I produced and hosted the first episode of VICE’s Weediquette show with the help of several professionals in Denver’s cannabis scene. It was the spring of 2013, and REC had been legalized, but legal retail sales were still several months away. It was a happy period of limbo, with folks in the industry knowing that things were going their way, but not the specifics of how it would all play out. Dan de Sailles, the founder of Denver’s award-winning extraction kitchen Top Shelf Extracts, guided me through his facility, and told me of the challenges facing companies like his own.
Top Shelf has continued to succeed in Colorado’s evolving legal cannabis environment and remains one of Denver’s premier sources for high grade MED and REC extracts. Concentrates have occasionally gotten a bad rep since they came to light, leading lawmakers to scrutinize the process of making it as well as the powerful product itself. Dan has an eye-opening perspective on what it’s like to operate a cannabis business in a dynamic business realm with an indefinite future.
Describe your involvement with cannabis in all aspects, personal, professional, etc.
I own Top Shelf Extracts, I founded The Secret Cup, and I love marijuana and everything you can make with it.
How is state-level legalization affecting your cannabis-related activities?
Mostly positive, but in the beginning of anything there will be birth pains. I believe that we are moving in the right direction though. For instance, we haven't been processing for the last month because we've been building out our new blast chamber. It's going to be catastrophe proof and will be an incredibly safe working environment for my crew. Regulation means we had to pay close to 100K to get it done, but now that it's reaching the end of the process we'll be fully compliant with the new regulations moving into the future.
What are some of the victories of state-level legalization in your area?
Homicide is down 66%.
What are some of the failures of state-level legalization in your area?
Taking away our right to assemble.
Do you believe the federal government is making progress towards decriminalization or legalization?
It seems like it but a lot of times it's two steps forward one step back.

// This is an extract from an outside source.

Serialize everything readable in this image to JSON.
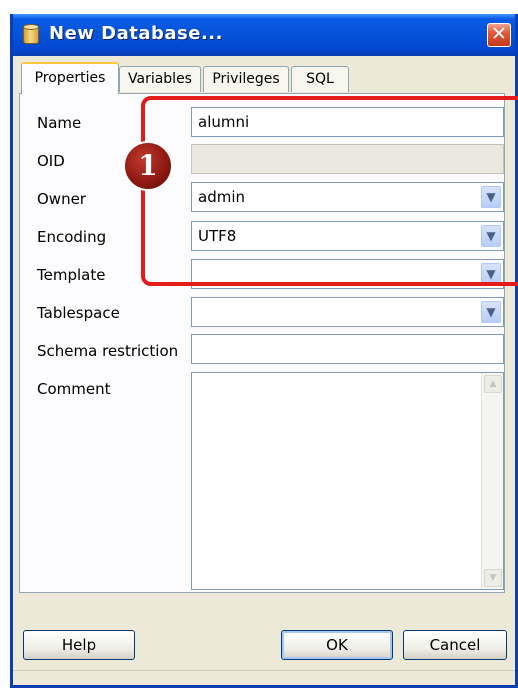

It's definitely a battle and champions of prohibition, used to losing the war but staying in the fight, are not going anywhere no matter how futile their position is.
How long, do you predict, before weed is completely legal in America?
By 2020, I'm calling it. Too many Republicans are on board with the legalization efforts.
How long, do you predict, before weed is completely legal in the world?
I don't think it ever will be completely. Alcohol isn't even legal everywhere in the world. But I would say in the next 20 years we'll see the most of the world wise up.
What is the biggest challenge facing legalization on a state level?
Overregulation. At least in Colorado we voted to “Regulate Marijuana like Alcohol.” That was the name of the bill anyway, and I've since learned that the name of a bill has nothing to do with what a bill does at all. Still though, most people including myself thought that was what we'd be getting. Far from it. The mayor of Denver and the city council have a vendetta against people being able to go to an event where people are allowed to consume cannabis together with other adults. Like at a bar, only without all the fights, date rape, and vehicular homicide. What we got was “Regulate Marijuana like Masturbation.” You can do it, sure, but don't do it where anyone can see you. People are flying into the city just to purchase legal marijuana, but the city has left them with no safe, secure, discreet place to smoke. That's short sighted and wrong. Marijuana and what you can make with it should be regulated, but it should be done sensibly.
On a national level?
On a global level?